══ INFORMATION PROVIDED

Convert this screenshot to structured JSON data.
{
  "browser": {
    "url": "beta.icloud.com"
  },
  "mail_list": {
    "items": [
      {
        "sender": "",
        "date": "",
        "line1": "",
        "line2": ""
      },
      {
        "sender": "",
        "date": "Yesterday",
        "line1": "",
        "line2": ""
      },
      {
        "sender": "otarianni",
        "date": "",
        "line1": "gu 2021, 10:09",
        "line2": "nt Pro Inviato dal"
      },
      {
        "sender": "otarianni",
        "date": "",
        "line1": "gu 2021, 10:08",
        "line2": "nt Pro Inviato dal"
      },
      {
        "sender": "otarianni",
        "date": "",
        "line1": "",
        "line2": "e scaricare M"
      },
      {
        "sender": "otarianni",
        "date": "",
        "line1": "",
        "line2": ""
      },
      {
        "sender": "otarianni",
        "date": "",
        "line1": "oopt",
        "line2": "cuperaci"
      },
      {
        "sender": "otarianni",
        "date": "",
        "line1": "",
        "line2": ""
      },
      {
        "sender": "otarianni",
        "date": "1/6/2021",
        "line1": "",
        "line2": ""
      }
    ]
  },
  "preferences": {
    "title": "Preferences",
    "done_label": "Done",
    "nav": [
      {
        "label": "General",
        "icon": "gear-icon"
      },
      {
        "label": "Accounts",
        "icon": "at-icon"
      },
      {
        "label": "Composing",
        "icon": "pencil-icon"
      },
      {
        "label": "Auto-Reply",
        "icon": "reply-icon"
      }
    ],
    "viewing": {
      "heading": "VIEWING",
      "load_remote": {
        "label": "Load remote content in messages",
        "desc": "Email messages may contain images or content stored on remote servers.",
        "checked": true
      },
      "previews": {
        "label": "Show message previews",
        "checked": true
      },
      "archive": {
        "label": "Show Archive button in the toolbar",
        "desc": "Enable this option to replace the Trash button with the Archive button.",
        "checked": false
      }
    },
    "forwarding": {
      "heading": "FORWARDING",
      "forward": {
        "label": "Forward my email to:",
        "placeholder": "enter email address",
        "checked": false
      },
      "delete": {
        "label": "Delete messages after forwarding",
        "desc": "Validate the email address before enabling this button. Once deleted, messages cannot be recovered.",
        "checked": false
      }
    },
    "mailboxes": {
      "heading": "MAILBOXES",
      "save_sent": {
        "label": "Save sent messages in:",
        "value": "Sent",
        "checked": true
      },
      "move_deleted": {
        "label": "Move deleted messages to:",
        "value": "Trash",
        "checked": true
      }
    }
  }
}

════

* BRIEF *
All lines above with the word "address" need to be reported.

* EXERCISE RESULT *
        "placeholder": "enter email address",
        "desc": "Validate the email address before enabling this button. Once deleted, messages cannot be recovered.",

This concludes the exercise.